What you are asked to do
Each line holding the word "true" must appear in the answer, copied from the entries.

Entries supplied
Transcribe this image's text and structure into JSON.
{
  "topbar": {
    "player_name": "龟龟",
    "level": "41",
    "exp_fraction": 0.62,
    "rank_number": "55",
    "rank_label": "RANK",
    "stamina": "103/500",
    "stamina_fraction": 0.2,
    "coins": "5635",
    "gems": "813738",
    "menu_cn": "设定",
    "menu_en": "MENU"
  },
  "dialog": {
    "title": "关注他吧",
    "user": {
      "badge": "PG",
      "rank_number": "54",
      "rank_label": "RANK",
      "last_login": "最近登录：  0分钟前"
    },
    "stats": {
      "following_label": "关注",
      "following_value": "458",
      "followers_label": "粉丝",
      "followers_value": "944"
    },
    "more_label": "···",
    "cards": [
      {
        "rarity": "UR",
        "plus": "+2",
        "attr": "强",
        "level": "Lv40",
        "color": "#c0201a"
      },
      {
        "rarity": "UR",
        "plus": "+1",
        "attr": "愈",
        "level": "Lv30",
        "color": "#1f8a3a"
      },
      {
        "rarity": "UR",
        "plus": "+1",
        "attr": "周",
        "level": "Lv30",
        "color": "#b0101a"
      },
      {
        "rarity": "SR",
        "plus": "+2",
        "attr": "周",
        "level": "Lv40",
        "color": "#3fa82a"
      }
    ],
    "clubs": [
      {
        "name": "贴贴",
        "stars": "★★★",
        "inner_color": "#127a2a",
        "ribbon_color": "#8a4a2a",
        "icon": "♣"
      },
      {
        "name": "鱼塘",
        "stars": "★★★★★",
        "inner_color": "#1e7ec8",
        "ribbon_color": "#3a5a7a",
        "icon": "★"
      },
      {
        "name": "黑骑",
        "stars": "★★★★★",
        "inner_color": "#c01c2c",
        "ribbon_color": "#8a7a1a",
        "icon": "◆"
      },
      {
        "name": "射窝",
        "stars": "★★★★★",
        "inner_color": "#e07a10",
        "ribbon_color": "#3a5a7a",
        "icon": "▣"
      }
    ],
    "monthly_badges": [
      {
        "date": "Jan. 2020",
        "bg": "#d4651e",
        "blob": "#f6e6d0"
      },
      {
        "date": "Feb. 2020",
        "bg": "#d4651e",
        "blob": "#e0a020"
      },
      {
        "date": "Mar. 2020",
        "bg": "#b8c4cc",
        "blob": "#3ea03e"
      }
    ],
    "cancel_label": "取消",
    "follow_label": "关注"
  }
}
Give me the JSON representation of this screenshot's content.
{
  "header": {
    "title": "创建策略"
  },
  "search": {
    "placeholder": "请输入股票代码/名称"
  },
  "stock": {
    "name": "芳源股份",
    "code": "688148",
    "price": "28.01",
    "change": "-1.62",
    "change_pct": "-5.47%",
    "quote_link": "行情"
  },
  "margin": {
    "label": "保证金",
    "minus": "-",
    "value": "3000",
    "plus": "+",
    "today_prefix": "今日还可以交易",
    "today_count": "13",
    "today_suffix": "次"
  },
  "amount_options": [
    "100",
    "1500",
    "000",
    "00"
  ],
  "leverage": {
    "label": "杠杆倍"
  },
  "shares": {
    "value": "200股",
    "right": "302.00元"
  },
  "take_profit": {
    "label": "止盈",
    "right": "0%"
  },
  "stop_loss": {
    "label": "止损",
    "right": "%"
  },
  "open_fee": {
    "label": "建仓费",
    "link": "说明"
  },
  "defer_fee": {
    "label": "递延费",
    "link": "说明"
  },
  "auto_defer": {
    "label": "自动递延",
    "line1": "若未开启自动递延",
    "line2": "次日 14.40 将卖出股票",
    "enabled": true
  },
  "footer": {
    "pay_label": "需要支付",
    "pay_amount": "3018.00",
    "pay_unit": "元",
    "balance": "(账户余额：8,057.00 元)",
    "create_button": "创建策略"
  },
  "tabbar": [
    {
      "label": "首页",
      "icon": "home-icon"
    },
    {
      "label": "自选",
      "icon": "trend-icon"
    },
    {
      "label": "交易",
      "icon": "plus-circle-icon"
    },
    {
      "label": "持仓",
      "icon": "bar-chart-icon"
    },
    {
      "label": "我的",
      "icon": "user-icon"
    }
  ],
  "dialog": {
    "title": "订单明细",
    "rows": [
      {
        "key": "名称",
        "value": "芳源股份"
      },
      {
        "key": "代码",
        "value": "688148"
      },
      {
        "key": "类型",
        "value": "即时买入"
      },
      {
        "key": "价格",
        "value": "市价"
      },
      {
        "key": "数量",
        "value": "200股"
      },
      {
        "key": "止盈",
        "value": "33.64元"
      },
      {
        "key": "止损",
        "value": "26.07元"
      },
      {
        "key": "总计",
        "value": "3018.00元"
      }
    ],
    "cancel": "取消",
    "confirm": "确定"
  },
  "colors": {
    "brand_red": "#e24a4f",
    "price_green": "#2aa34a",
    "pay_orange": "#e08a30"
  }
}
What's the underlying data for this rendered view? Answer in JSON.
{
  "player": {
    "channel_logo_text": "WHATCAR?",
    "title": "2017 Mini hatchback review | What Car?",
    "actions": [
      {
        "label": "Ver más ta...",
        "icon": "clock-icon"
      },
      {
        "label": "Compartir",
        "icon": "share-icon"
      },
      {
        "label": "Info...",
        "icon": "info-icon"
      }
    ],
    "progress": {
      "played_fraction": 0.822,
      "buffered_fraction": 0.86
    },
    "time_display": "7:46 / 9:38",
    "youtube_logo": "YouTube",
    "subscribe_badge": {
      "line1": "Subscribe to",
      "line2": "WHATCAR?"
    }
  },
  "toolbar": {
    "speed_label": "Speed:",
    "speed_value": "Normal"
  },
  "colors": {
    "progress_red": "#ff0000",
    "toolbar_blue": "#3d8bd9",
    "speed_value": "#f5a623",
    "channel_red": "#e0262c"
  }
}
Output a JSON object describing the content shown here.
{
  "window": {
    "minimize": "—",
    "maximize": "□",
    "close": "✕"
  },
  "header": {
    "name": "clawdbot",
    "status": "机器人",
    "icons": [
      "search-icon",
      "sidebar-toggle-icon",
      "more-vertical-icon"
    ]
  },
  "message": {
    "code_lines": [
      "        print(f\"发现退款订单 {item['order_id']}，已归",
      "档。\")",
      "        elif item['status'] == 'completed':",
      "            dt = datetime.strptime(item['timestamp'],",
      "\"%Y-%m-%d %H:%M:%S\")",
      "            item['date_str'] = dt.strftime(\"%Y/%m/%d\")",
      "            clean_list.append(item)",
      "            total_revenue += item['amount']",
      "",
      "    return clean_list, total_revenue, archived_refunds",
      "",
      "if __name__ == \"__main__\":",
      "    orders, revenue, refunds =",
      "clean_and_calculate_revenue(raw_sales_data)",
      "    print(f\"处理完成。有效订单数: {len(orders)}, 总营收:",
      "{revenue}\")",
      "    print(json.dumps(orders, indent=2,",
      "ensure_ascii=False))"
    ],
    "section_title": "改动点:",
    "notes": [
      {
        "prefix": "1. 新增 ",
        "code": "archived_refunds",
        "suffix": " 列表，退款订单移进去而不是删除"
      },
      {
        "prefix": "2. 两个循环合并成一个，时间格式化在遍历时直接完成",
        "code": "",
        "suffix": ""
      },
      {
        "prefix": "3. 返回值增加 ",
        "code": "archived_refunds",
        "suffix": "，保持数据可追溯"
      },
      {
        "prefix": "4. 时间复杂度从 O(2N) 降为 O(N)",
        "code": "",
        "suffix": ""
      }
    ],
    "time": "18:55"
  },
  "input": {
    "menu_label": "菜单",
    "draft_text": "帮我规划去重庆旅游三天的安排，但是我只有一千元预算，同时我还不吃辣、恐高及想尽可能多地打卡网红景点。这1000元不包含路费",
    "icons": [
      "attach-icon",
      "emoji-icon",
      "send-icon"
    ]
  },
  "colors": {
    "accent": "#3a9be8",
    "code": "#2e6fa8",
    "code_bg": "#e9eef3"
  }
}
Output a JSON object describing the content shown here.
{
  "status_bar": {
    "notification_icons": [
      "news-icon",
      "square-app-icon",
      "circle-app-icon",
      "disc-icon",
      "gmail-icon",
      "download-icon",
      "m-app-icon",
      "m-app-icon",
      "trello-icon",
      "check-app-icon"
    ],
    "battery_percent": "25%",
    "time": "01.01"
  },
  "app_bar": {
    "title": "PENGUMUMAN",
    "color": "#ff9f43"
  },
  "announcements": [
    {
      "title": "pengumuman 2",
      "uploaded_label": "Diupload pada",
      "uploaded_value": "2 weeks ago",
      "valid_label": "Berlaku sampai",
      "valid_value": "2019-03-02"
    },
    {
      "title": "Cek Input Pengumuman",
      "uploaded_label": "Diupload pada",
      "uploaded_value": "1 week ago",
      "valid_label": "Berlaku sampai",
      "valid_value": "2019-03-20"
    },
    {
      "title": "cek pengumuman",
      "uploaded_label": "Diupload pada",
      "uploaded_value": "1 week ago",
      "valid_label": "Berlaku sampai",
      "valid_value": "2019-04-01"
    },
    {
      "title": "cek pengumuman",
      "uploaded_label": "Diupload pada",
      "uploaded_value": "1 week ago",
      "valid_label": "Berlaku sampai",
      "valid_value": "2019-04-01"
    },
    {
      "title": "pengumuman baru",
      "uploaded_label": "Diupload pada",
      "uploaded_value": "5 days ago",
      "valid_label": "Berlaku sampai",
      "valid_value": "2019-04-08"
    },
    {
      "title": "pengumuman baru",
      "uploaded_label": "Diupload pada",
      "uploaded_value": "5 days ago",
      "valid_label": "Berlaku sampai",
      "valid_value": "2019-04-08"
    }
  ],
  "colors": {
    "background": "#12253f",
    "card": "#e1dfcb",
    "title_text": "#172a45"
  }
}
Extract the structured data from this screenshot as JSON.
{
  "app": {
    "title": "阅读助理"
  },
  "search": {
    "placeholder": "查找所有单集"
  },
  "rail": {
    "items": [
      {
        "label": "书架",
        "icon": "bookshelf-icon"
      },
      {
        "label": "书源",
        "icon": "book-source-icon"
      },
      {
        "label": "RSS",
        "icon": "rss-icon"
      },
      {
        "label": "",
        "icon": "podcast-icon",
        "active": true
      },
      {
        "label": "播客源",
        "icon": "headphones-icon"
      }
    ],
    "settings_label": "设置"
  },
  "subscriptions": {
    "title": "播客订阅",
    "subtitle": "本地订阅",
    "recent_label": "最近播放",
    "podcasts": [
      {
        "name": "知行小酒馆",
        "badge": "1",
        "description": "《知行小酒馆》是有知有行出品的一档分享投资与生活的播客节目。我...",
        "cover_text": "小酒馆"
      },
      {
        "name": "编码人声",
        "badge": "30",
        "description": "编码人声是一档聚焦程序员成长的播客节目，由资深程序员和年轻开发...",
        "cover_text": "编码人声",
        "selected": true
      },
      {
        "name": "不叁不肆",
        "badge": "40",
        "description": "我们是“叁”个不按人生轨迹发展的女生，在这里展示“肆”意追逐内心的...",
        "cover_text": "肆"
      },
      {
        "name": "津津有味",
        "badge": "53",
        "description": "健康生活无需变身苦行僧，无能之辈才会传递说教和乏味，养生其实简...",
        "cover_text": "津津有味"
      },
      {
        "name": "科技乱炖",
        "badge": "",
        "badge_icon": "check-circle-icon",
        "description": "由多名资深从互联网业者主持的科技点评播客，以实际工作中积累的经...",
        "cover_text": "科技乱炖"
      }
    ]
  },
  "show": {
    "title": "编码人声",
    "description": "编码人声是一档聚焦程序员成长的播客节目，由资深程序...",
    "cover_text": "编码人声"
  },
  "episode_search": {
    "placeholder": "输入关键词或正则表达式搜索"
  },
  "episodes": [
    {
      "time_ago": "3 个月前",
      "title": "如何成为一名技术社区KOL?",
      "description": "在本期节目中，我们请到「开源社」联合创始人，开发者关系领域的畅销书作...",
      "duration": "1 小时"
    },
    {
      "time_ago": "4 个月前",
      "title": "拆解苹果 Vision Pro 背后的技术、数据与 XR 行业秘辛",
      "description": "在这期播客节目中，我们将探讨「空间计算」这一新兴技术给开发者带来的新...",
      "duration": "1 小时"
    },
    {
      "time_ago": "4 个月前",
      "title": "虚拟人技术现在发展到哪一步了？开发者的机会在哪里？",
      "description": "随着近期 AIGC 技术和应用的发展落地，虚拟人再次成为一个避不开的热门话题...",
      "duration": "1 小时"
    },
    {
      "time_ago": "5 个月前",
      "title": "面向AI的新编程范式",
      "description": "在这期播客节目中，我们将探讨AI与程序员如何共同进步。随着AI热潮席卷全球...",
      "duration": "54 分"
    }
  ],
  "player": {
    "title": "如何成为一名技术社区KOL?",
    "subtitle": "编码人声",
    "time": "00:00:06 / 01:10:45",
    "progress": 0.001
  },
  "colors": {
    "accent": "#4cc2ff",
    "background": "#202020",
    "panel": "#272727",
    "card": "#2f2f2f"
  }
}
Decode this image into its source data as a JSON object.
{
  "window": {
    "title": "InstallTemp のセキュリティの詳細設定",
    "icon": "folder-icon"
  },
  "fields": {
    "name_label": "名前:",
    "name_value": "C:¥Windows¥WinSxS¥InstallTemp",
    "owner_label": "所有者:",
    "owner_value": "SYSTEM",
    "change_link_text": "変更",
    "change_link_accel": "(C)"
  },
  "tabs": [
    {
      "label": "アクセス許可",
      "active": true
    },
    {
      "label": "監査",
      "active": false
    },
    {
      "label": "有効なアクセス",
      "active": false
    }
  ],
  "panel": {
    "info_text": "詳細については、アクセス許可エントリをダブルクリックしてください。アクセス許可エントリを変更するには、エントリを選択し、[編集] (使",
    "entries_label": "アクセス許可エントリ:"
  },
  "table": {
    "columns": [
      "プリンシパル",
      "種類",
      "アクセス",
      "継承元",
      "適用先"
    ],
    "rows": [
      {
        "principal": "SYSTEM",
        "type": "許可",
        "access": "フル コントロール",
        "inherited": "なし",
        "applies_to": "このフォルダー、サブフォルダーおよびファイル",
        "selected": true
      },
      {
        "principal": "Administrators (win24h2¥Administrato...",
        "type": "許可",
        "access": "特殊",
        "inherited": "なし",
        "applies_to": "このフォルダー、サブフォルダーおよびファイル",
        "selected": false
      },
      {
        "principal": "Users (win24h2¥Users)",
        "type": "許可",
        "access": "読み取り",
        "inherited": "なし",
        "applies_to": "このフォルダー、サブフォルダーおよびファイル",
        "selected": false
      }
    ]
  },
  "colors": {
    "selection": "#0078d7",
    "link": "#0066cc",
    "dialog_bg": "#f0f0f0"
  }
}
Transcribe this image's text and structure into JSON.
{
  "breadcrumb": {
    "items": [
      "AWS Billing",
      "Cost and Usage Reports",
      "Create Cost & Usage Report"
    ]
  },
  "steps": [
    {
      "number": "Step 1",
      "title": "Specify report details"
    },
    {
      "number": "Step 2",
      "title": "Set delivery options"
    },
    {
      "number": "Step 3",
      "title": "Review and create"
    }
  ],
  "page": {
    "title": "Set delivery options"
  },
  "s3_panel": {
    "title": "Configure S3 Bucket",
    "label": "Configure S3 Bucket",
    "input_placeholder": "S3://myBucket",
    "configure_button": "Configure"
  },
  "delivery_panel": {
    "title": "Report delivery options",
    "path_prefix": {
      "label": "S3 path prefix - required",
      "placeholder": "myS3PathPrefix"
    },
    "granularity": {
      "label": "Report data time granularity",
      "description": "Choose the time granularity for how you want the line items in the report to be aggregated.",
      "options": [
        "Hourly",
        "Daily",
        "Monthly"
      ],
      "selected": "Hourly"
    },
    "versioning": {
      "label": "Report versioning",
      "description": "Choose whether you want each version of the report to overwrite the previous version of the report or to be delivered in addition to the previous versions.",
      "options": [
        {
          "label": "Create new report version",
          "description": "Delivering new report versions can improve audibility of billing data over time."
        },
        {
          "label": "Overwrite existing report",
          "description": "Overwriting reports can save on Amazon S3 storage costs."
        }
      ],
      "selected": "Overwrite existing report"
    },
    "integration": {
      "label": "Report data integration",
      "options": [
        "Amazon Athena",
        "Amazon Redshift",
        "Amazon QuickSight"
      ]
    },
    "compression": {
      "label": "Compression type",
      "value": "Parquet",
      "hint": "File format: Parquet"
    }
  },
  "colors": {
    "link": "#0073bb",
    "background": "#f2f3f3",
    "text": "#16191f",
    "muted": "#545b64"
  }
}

Output for this task
    "enabled": true
        "active": true
        "selected": true
      "active": true
        "selected": true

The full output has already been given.